%%

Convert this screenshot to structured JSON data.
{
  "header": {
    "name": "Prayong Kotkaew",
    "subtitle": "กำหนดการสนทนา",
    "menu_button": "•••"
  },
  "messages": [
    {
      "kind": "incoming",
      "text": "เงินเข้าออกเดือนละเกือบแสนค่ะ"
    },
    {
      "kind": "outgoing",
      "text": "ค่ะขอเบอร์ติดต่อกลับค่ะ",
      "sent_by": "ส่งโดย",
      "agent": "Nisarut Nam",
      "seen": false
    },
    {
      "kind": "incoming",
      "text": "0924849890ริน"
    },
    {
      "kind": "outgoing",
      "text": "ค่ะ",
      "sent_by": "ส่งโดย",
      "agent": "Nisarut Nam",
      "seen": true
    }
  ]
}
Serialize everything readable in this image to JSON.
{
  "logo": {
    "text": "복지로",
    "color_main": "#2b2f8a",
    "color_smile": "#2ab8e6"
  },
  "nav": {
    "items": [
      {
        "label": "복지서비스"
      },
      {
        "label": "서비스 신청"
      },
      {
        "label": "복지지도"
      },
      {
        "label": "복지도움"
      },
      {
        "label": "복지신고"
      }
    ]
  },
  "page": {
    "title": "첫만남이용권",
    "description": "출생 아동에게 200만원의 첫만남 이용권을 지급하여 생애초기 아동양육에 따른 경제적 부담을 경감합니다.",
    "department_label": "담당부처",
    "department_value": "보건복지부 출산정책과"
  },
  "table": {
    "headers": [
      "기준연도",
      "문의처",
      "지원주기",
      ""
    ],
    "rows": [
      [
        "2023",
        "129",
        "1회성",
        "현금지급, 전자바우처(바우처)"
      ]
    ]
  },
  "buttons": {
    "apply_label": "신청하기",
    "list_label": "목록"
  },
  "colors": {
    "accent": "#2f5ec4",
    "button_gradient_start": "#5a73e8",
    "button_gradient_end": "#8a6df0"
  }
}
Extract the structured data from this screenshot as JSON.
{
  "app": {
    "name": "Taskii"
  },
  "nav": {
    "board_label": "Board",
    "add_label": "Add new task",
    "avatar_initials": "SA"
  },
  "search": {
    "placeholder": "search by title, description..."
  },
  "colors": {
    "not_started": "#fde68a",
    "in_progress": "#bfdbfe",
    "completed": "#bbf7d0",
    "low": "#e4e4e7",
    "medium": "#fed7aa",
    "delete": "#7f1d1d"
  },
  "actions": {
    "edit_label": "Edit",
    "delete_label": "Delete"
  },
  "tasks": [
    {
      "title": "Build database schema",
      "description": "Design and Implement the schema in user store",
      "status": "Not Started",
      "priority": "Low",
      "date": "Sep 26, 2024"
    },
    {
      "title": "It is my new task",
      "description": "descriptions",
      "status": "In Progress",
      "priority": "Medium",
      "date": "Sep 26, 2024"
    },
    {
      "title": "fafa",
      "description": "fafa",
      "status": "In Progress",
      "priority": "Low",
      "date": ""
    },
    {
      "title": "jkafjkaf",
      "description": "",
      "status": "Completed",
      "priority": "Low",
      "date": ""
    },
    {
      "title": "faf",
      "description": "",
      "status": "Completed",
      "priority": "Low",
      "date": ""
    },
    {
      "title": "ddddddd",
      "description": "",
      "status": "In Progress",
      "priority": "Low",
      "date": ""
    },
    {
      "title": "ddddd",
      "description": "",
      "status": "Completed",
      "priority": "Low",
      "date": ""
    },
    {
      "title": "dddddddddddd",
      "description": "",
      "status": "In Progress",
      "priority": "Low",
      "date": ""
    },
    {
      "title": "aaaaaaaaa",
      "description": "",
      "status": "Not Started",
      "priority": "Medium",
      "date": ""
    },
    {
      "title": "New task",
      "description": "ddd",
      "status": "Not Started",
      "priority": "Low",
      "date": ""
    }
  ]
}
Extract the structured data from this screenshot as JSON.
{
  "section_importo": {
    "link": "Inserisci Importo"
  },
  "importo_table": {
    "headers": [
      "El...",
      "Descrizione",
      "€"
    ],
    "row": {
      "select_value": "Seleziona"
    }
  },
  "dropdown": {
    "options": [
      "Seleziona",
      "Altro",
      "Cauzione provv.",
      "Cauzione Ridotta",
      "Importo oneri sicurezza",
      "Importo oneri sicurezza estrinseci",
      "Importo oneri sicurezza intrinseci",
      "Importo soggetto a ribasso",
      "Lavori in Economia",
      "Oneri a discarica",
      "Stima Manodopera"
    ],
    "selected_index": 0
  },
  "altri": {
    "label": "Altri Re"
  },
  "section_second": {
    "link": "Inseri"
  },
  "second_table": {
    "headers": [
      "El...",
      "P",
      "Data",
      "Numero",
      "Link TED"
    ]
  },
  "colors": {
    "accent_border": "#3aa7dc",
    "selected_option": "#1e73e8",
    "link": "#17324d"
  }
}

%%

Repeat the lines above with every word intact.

» WRITTEN SOLUTION:
Convert this screenshot to structured JSON data.
{
  "header": {
    "name": "Prayong Kotkaew",
    "subtitle": "กำหนดการสนทนา",
    "menu_button": "•••"
  },
  "messages": [
    {
      "kind": "incoming",
      "text": "เงินเข้าออกเดือนละเกือบแสนค่ะ"
    },
    {
      "kind": "outgoing",
      "text": "ค่ะขอเบอร์ติดต่อกลับค่ะ",
      "sent_by": "ส่งโดย",
      "agent": "Nisarut Nam",
      "seen": false
    },
    {
      "kind": "incoming",
      "text": "0924849890ริน"
    },
    {
      "kind": "outgoing",
      "text": "ค่ะ",
      "sent_by": "ส่งโดย",
      "agent": "Nisarut Nam",
      "seen": true
    }
  ]
}
Serialize everything readable in this image to JSON.
{
  "logo": {
    "text": "복지로",
    "color_main": "#2b2f8a",
    "color_smile": "#2ab8e6"
  },
  "nav": {
    "items": [
      {
        "label": "복지서비스"
      },
      {
        "label": "서비스 신청"
      },
      {
        "label": "복지지도"
      },
      {
        "label": "복지도움"
      },
      {
        "label": "복지신고"
      }
    ]
  },
  "page": {
    "title": "첫만남이용권",
    "description": "출생 아동에게 200만원의 첫만남 이용권을 지급하여 생애초기 아동양육에 따른 경제적 부담을 경감합니다.",
    "department_label": "담당부처",
    "department_value": "보건복지부 출산정책과"
  },
  "table": {
    "headers": [
      "기준연도",
      "문의처",
      "지원주기",
      ""
    ],
    "rows": [
      [
        "2023",
        "129",
        "1회성",
        "현금지급, 전자바우처(바우처)"
      ]
    ]
  },
  "buttons": {
    "apply_label": "신청하기",
    "list_label": "목록"
  },
  "colors": {
    "accent": "#2f5ec4",
    "button_gradient_start": "#5a73e8",
    "button_gradient_end": "#8a6df0"
  }
}
Extract the structured data from this screenshot as JSON.
{
  "app": {
    "name": "Taskii"
  },
  "nav": {
    "board_label": "Board",
    "add_label": "Add new task",
    "avatar_initials": "SA"
  },
  "search": {
    "placeholder": "search by title, description..."
  },
  "colors": {
    "not_started": "#fde68a",
    "in_progress": "#bfdbfe",
    "completed": "#bbf7d0",
    "low": "#e4e4e7",
    "medium": "#fed7aa",
    "delete": "#7f1d1d"
  },
  "actions": {
    "edit_label": "Edit",
    "delete_label": "Delete"
  },
  "tasks": [
    {
      "title": "Build database schema",
      "description": "Design and Implement the schema in user store",
      "status": "Not Started",
      "priority": "Low",
      "date": "Sep 26, 2024"
    },
    {
      "title": "It is my new task",
      "description": "descriptions",
      "status": "In Progress",
      "priority": "Medium",
      "date": "Sep 26, 2024"
    },
    {
      "title": "fafa",
      "description": "fafa",
      "status": "In Progress",
      "priority": "Low",
      "date": ""
    },
    {
      "title": "jkafjkaf",
      "description": "",
      "status": "Completed",
      "priority": "Low",
      "date": ""
    },
    {
      "title": "faf",
      "description": "",
      "status": "Completed",
      "priority": "Low",
      "date": ""
    },
    {
      "title": "ddddddd",
      "description": "",
      "status": "In Progress",
      "priority": "Low",
      "date": ""
    },
    {
      "title": "ddddd",
      "description": "",
      "status": "Completed",
      "priority": "Low",
      "date": ""
    },
    {
      "title": "dddddddddddd",
      "description": "",
      "status": "In Progress",
      "priority": "Low",
      "date": ""
    },
    {
      "title": "aaaaaaaaa",
      "description": "",
      "status": "Not Started",
      "priority": "Medium",
      "date": ""
    },
    {
      "title": "New task",
      "description": "ddd",
      "status": "Not Started",
      "priority": "Low",
      "date": ""
    }
  ]
}
Extract the structured data from this screenshot as JSON.
{
  "section_importo": {
    "link": "Inserisci Importo"
  },
  "importo_table": {
    "headers": [
      "El...",
      "Descrizione",
      "€"
    ],
    "row": {
      "select_value": "Seleziona"
    }
  },
  "dropdown": {
    "options": [
      "Seleziona",
      "Altro",
      "Cauzione provv.",
      "Cauzione Ridotta",
      "Importo oneri sicurezza",
      "Importo oneri sicurezza estrinseci",
      "Importo oneri sicurezza intrinseci",
      "Importo soggetto a ribasso",
      "Lavori in Economia",
      "Oneri a discarica",
      "Stima Manodopera"
    ],
    "selected_index": 0
  },
  "altri": {
    "label": "Altri Re"
  },
  "section_second": {
    "link": "Inseri"
  },
  "second_table": {
    "headers": [
      "El...",
      "P",
      "Data",
      "Numero",
      "Link TED"
    ]
  },
  "colors": {
    "accent_border": "#3aa7dc",
    "selected_option": "#1e73e8",
    "link": "#17324d"
  }
}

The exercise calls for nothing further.